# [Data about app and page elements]
+ + + +

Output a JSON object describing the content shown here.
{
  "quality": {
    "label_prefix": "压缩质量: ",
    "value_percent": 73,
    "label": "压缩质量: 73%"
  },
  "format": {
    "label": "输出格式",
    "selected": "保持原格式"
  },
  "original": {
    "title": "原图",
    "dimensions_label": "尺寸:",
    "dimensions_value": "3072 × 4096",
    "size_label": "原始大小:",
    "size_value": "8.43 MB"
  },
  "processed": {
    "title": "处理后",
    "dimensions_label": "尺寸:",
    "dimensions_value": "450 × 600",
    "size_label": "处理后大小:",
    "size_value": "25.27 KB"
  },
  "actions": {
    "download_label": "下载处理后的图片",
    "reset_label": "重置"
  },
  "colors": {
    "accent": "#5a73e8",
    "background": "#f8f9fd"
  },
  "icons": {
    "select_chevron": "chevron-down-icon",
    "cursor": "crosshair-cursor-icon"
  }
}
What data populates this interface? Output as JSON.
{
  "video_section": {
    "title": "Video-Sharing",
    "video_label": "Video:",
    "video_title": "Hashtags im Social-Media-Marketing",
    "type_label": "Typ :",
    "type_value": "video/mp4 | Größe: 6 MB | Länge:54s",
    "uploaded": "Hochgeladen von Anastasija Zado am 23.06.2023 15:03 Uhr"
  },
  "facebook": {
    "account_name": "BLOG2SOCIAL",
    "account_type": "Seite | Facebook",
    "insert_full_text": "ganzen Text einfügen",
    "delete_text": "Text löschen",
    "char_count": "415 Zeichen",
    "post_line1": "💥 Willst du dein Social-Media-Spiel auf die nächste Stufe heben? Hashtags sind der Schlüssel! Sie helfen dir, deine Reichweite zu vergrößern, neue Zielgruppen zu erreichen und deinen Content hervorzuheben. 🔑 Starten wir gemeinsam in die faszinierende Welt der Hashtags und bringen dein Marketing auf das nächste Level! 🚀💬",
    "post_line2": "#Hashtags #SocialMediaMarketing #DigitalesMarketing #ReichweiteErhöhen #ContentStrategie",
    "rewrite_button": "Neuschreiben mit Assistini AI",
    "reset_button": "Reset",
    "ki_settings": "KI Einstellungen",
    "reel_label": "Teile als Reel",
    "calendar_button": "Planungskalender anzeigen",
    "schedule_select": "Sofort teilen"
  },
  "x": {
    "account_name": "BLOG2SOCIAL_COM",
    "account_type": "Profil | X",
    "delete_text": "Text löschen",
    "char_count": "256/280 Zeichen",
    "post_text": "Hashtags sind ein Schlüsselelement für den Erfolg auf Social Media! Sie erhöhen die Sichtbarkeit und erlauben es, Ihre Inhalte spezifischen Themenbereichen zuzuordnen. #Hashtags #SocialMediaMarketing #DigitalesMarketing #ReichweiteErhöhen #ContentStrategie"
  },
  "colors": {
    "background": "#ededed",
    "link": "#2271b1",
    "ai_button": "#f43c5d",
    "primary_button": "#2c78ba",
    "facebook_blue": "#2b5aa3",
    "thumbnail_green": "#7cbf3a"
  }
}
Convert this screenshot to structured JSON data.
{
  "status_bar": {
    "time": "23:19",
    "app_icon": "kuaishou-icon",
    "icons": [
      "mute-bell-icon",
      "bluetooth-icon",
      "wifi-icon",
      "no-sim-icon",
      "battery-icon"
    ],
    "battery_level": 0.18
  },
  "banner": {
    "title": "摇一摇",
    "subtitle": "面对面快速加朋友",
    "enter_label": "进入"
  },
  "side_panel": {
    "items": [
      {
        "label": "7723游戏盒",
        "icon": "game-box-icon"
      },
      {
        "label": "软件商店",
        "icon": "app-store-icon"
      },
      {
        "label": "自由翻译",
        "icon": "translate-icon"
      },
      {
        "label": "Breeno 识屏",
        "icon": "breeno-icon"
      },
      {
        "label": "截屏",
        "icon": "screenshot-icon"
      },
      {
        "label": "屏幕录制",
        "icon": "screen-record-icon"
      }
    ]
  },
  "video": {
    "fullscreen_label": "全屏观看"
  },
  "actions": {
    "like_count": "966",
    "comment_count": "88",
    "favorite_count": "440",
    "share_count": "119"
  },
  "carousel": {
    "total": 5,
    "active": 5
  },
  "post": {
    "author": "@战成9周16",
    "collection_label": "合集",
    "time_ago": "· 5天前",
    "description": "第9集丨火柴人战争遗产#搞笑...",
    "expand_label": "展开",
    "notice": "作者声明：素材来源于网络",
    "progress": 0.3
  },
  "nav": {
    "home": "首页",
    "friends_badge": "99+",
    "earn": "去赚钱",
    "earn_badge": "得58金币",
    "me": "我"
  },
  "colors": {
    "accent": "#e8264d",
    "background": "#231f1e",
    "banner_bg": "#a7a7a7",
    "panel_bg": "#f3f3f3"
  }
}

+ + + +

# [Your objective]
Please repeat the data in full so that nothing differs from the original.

# [Result of the task]
Output a JSON object describing the content shown here.
{
  "quality": {
    "label_prefix": "压缩质量: ",
    "value_percent": 73,
    "label": "压缩质量: 73%"
  },
  "format": {
    "label": "输出格式",
    "selected": "保持原格式"
  },
  "original": {
    "title": "原图",
    "dimensions_label": "尺寸:",
    "dimensions_value": "3072 × 4096",
    "size_label": "原始大小:",
    "size_value": "8.43 MB"
  },
  "processed": {
    "title": "处理后",
    "dimensions_label": "尺寸:",
    "dimensions_value": "450 × 600",
    "size_label": "处理后大小:",
    "size_value": "25.27 KB"
  },
  "actions": {
    "download_label": "下载处理后的图片",
    "reset_label": "重置"
  },
  "colors": {
    "accent": "#5a73e8",
    "background": "#f8f9fd"
  },
  "icons": {
    "select_chevron": "chevron-down-icon",
    "cursor": "crosshair-cursor-icon"
  }
}
What data populates this interface? Output as JSON.
{
  "video_section": {
    "title": "Video-Sharing",
    "video_label": "Video:",
    "video_title": "Hashtags im Social-Media-Marketing",
    "type_label": "Typ :",
    "type_value": "video/mp4 | Größe: 6 MB | Länge:54s",
    "uploaded": "Hochgeladen von Anastasija Zado am 23.06.2023 15:03 Uhr"
  },
  "facebook": {
    "account_name": "BLOG2SOCIAL",
    "account_type": "Seite | Facebook",
    "insert_full_text": "ganzen Text einfügen",
    "delete_text": "Text löschen",
    "char_count": "415 Zeichen",
    "post_line1": "💥 Willst du dein Social-Media-Spiel auf die nächste Stufe heben? Hashtags sind der Schlüssel! Sie helfen dir, deine Reichweite zu vergrößern, neue Zielgruppen zu erreichen und deinen Content hervorzuheben. 🔑 Starten wir gemeinsam in die faszinierende Welt der Hashtags und bringen dein Marketing auf das nächste Level! 🚀💬",
    "post_line2": "#Hashtags #SocialMediaMarketing #DigitalesMarketing #ReichweiteErhöhen #ContentStrategie",
    "rewrite_button": "Neuschreiben mit Assistini AI",
    "reset_button": "Reset",
    "ki_settings": "KI Einstellungen",
    "reel_label": "Teile als Reel",
    "calendar_button": "Planungskalender anzeigen",
    "schedule_select": "Sofort teilen"
  },
  "x": {
    "account_name": "BLOG2SOCIAL_COM",
    "account_type": "Profil | X",
    "delete_text": "Text löschen",
    "char_count": "256/280 Zeichen",
    "post_text": "Hashtags sind ein Schlüsselelement für den Erfolg auf Social Media! Sie erhöhen die Sichtbarkeit und erlauben es, Ihre Inhalte spezifischen Themenbereichen zuzuordnen. #Hashtags #SocialMediaMarketing #DigitalesMarketing #ReichweiteErhöhen #ContentStrategie"
  },
  "colors": {
    "background": "#ededed",
    "link": "#2271b1",
    "ai_button": "#f43c5d",
    "primary_button": "#2c78ba",
    "facebook_blue": "#2b5aa3",
    "thumbnail_green": "#7cbf3a"
  }
}
Convert this screenshot to structured JSON data.
{
  "status_bar": {
    "time": "23:19",
    "app_icon": "kuaishou-icon",
    "icons": [
      "mute-bell-icon",
      "bluetooth-icon",
      "wifi-icon",
      "no-sim-icon",
      "battery-icon"
    ],
    "battery_level": 0.18
  },
  "banner": {
    "title": "摇一摇",
    "subtitle": "面对面快速加朋友",
    "enter_label": "进入"
  },
  "side_panel": {
    "items": [
      {
        "label": "7723游戏盒",
        "icon": "game-box-icon"
      },
      {
        "label": "软件商店",
        "icon": "app-store-icon"
      },
      {
        "label": "自由翻译",
        "icon": "translate-icon"
      },
      {
        "label": "Breeno 识屏",
        "icon": "breeno-icon"
      },
      {
        "label": "截屏",
        "icon": "screenshot-icon"
      },
      {
        "label": "屏幕录制",
        "icon": "screen-record-icon"
      }
    ]
  },
  "video": {
    "fullscreen_label": "全屏观看"
  },
  "actions": {
    "like_count": "966",
    "comment_count": "88",
    "favorite_count": "440",
    "share_count": "119"
  },
  "carousel": {
    "total": 5,
    "active": 5
  },
  "post": {
    "author": "@战成9周16",
    "collection_label": "合集",
    "time_ago": "· 5天前",
    "description": "第9集丨火柴人战争遗产#搞笑...",
    "expand_label": "展开",
    "notice": "作者声明：素材来源于网络",
    "progress": 0.3
  },
  "nav": {
    "home": "首页",
    "friends_badge": "99+",
    "earn": "去赚钱",
    "earn_badge": "得58金币",
    "me": "我"
  },
  "colors": {
    "accent": "#e8264d",
    "background": "#231f1e",
    "banner_bg": "#a7a7a7",
    "panel_bg": "#f3f3f3"
  }
}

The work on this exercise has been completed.